- _What this task involves_:
Find the lines in the records that carry the word "JSON". Copy each one.

Dataset rows for apps and sites:

[Start of section]

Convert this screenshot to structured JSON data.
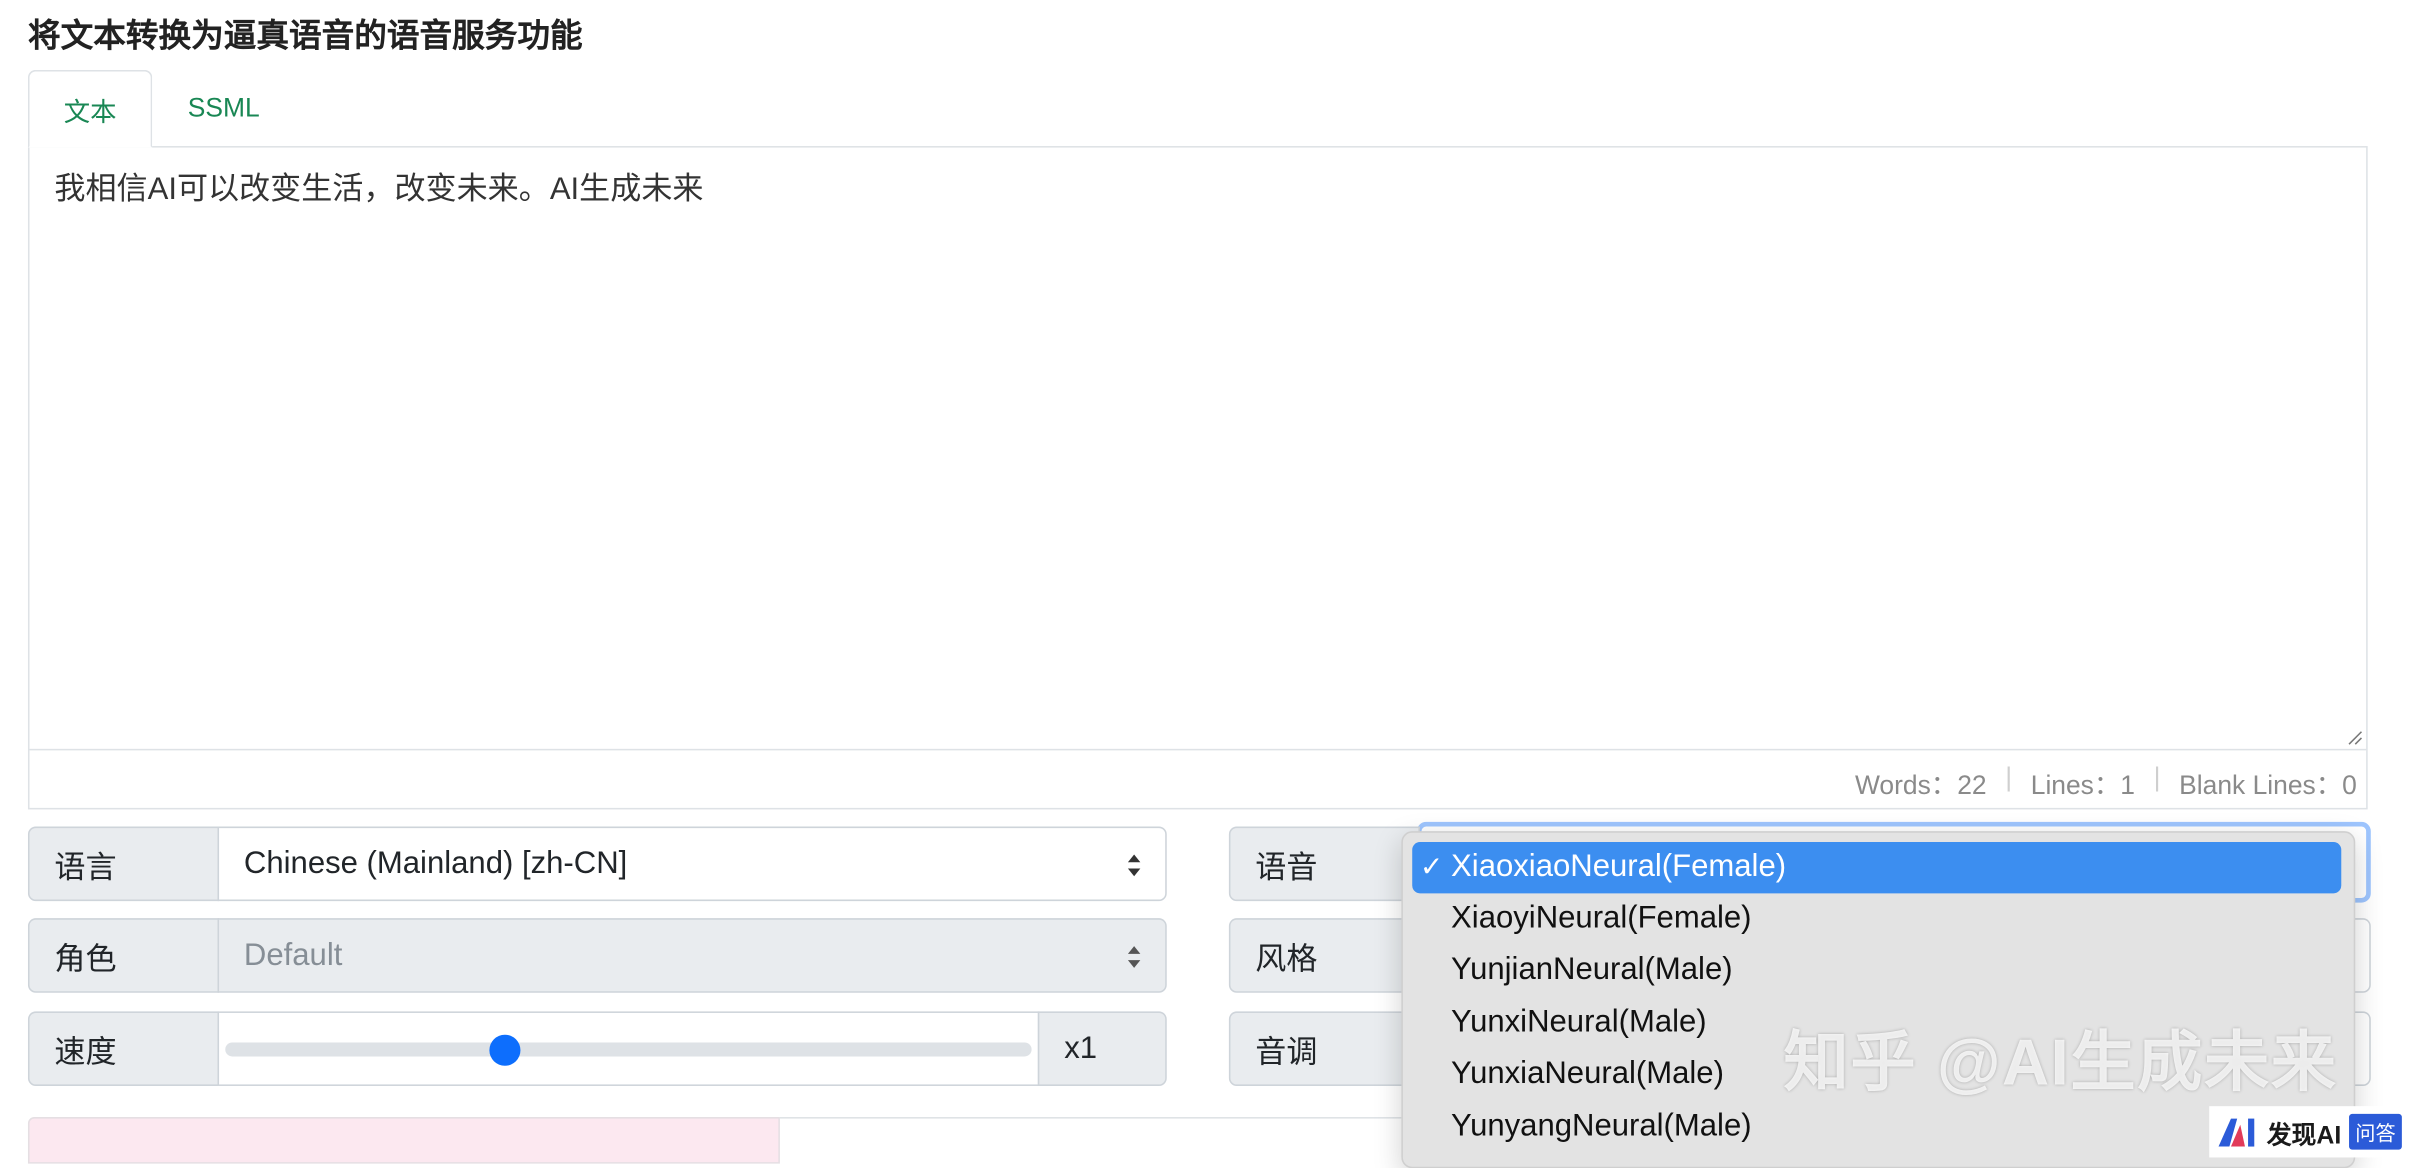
{
  "page": {
    "title": "将文本转换为逼真语音的语音服务功能"
  },
  "tabs": [
    {
      "label": "文本",
      "active": true
    },
    {
      "label": "SSML",
      "active": false
    }
  ],
  "editor": {
    "text": "我相信AI可以改变生活，改变未来。AI生成未来",
    "stats": {
      "words": "Words：22",
      "lines": "Lines：1",
      "blank_lines": "Blank Lines：0",
      "separator": "|"
    }
  },
  "controls": {
    "language": {
      "label": "语言",
      "value": "Chinese (Mainland) [zh-CN]"
    },
    "role": {
      "label": "角色",
      "value": "Default",
      "disabled": true
    },
    "speed": {
      "label": "速度",
      "multiplier": "x1",
      "slider_fraction": 0.34
    },
    "voice": {
      "label": "语音"
    },
    "style": {
      "label": "风格"
    },
    "pitch": {
      "label": "音调"
    }
  },
  "voice_dropdown": {
    "check_mark": "✓",
    "options": [
      {
        "label": "XiaoxiaoNeural(Female)",
        "selected": true
      },
      {
        "label": "XiaoyiNeural(Female)",
        "selected": false
      },
      {
        "label": "YunjianNeural(Male)",
        "selected": false
      },
      {
        "label": "YunxiNeural(Male)",
        "selected": false
      },
      {
        "label": "YunxiaNeural(Male)",
        "selected": false
      },
      {
        "label": "YunyangNeural(Male)",
        "selected": false
      }
    ]
  },
  "watermark": {
    "text": "知乎 @AI生成未来"
  },
  "brand": {
    "name": "发现AI",
    "badge": "问答"
  },
  "colors": {
    "accent_green": "#198754",
    "slider_blue": "#0d6efd",
    "dropdown_selected": "#3c8ef0",
    "focus_ring": "#9ec5fe",
    "label_bg": "#e9ecef"
  }
}
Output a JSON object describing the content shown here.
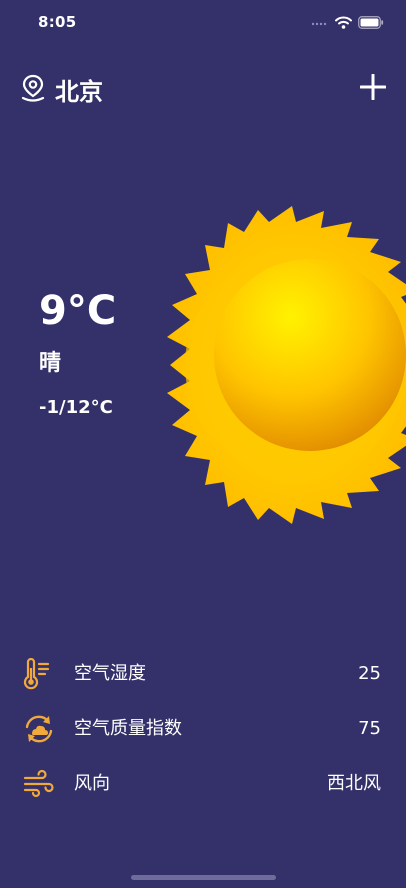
{
  "status_bar": {
    "time": "8:05"
  },
  "header": {
    "city": "北京"
  },
  "weather": {
    "current_temp": "9°C",
    "condition": "晴",
    "range": "-1/12°C"
  },
  "stats": [
    {
      "label": "空气湿度",
      "value": "25",
      "icon": "thermometer-icon"
    },
    {
      "label": "空气质量指数",
      "value": "75",
      "icon": "air-quality-icon"
    },
    {
      "label": "风向",
      "value": "西北风",
      "icon": "wind-icon"
    }
  ],
  "colors": {
    "background": "#33306a",
    "accent": "#f2a93b",
    "sun": "#ffd200"
  }
}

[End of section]

- _Task result_:
Convert this screenshot to structured JSON data.
Output a JSON object describing the content shown here.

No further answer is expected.